TAPPER: I don't even understand it.
KRISTEN SOLTIS ANDERSON, COLUMNIST, THE WASHINGTON EXAMINER: I think a lot of it has to do with Donald Trump views himself as being the voice of people who are very scared. When people sort of feel like -- well, there are all these things happening in Europe and Donald Trump says that they're happening, Donald Trump validates that I should be afraid. I think that's a big piece of why this is -- in his message, this is why over the weekend, he said, if there's an attack in the United States as a result of this judge saying that my travel ban can't go into place, it will be the judge's fault.
That for him, a population that is afraid, that is deeply concerned about threats coming in from overseas, people causing attacks here in the United States, that benefits him, he thinks, and I think that's why he seeks to stoke this.

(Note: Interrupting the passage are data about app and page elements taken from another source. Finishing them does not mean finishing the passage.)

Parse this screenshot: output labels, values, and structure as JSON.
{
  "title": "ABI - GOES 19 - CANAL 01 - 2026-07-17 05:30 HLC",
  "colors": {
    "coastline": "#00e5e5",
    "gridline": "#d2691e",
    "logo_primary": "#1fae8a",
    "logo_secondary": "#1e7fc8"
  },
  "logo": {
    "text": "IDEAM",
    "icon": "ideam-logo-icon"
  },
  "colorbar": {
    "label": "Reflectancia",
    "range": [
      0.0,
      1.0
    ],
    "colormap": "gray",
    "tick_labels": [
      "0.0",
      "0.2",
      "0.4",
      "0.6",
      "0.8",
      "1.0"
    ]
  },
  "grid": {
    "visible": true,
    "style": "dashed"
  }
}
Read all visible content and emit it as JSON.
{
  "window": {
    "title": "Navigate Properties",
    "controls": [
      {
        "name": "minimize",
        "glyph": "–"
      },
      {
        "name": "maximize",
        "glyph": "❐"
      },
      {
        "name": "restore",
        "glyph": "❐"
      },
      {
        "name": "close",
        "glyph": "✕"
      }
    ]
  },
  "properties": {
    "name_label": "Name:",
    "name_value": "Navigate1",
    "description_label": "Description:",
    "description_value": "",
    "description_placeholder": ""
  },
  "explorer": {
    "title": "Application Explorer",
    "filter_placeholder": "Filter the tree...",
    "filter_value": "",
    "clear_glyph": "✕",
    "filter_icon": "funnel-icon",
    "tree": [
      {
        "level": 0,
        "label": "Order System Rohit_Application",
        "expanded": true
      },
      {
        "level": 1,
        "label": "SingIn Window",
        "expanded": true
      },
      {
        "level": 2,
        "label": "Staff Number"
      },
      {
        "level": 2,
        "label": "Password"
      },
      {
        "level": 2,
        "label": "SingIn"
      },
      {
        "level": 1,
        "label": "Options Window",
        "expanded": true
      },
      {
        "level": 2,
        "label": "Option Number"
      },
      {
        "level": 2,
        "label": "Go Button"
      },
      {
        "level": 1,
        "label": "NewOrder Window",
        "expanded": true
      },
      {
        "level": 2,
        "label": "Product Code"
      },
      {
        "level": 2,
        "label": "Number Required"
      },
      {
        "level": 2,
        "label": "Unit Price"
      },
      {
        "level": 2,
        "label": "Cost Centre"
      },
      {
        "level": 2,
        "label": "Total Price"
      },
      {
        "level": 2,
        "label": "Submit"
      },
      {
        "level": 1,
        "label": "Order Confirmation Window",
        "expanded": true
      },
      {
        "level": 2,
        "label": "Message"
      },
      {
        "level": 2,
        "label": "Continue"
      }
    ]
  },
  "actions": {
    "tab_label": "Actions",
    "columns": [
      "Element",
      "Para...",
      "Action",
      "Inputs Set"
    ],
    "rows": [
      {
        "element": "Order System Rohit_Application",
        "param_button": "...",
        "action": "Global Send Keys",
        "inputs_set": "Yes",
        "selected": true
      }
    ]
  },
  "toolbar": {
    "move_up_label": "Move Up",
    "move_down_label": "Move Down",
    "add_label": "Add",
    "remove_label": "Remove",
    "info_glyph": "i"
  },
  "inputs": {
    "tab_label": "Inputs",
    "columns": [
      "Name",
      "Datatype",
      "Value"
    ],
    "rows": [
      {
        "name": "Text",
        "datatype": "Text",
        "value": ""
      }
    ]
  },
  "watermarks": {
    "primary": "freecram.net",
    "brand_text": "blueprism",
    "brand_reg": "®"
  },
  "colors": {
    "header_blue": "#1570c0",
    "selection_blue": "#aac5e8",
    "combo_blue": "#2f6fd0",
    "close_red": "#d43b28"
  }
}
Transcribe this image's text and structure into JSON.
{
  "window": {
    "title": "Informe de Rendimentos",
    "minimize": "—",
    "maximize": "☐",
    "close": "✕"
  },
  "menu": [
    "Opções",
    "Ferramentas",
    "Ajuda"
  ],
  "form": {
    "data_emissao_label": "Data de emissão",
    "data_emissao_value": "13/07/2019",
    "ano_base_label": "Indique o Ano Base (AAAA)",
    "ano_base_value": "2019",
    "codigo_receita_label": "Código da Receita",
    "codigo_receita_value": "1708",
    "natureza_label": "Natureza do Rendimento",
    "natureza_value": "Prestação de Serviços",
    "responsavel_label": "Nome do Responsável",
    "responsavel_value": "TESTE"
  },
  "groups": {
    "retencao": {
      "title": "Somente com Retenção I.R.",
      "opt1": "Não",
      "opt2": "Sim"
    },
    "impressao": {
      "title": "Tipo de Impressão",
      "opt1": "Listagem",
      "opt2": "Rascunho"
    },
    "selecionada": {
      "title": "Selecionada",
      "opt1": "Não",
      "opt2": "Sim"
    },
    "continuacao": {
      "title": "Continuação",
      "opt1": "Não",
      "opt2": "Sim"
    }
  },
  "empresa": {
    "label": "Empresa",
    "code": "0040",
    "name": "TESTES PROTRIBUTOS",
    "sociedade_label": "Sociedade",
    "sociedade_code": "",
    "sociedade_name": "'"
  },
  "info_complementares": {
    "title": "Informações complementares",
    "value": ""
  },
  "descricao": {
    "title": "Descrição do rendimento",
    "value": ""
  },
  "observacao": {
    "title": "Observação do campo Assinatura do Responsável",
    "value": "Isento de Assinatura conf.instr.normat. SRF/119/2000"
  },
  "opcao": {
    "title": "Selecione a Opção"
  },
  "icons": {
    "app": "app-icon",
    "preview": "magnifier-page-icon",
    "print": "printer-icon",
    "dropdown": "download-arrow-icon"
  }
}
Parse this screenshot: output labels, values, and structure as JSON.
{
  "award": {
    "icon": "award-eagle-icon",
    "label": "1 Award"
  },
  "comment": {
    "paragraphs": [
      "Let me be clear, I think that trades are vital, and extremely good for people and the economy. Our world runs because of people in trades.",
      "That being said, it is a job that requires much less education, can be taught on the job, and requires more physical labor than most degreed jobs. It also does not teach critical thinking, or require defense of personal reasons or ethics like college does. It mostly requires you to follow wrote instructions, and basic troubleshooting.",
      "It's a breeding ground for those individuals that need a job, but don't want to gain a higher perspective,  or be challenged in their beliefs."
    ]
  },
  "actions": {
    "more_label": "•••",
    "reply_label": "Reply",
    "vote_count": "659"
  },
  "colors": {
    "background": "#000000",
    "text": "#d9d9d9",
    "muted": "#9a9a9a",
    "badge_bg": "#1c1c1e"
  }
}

TAPPER: You know, it just occurred to me, when you were saying that as to what this also might be, which is the Germans are very upset about the fact that there are all these fake news reports in Germany and throughout Europe of immigrants, refugees attacking European women and carrying out terrorist attacks. Clearly, first of all, let me just say, there are legitimate ones that happen.
But there are a lot of fake ones and that it explodes in social media and by the time the police and national security apparatus investigate nothing happened, but the hysteria already got out there. Maybe he is talking about the fake news stories.
CAROL LEE, WHITE HOUSE CORRESPONDENT, THE WALL STREET JOURNAL: Potentially, I've asked the White House for some examples. So, I'll let you know when they get back to me with some examples. I don't know what he is talking about.
But this is another way in which -- I know we're only several weeks into this administration. This is so dramatically different from the Obama administration, which would say that journalists over-cover these things and hype up the terrorists.
LEE: And so, it's just -- it's kind of a little bit of whiplash. I don't know what he is referring to, but I do know that any news organization, when there is any kind of attack, we are all over that. And --
TAPPER: Yes. In fact, let me just read this. The White House spin -- Sean Spicer, the press secretary, was on Air Force One. He was asked about this crazy quote and he said there are certain terror events, quote, "that aren't exactly covered to a degree on which they should be." That that was the president meant, which, of course, is not what the president said.
One thing I want to ask about also is what President Trump said to Bill O'Reilly about Putin. He was -- O'Reilly said Putin is a killer, he said, "There are a lot of killers. You think our country is so innocent."
And, David, here's what Senate Majority Leader Mitch McConnell told me about that quote yesterday.
(BEGIN VIDEO CLIP)
TAPPER: I'm trying to imagine your response if President Obama had defended the murderous reign of Putin by saying, you think our country is so innocent?
SEN. MITCH MCCONNELL (R-KY), MAJORITY LEADER: Look, I'm not going to critique the president's every utterance, but I do think America is exceptional, America is different. We don't operate in any way the way the Russians do.
(END VIDEO CLIP)
TAPPER: Retired General Barry McCaffrey today called the comment by President Trump about Putin, comparing it favorably, or at least equally with the United States, un-American.
IGNATIUS: Senator McConnell's comment and McCaffrey's also suggests that Donald Trump is running out of runway with comments like this. These are so upsetting, so offensive to people in his own party. I think that, more and more of my focus as I try to cover this story of this presidency is on Republicans in Congress. They're the people who are going to have to draw clear lines, say this is unacceptable, this is not -- this does not speak for our party, for our country, and to the extent they do that, I think there is some protection. If they don't, I am worried.
TAPPER: I want to ask you because you're pollster. And President Trump said today, any negative poll is fake news.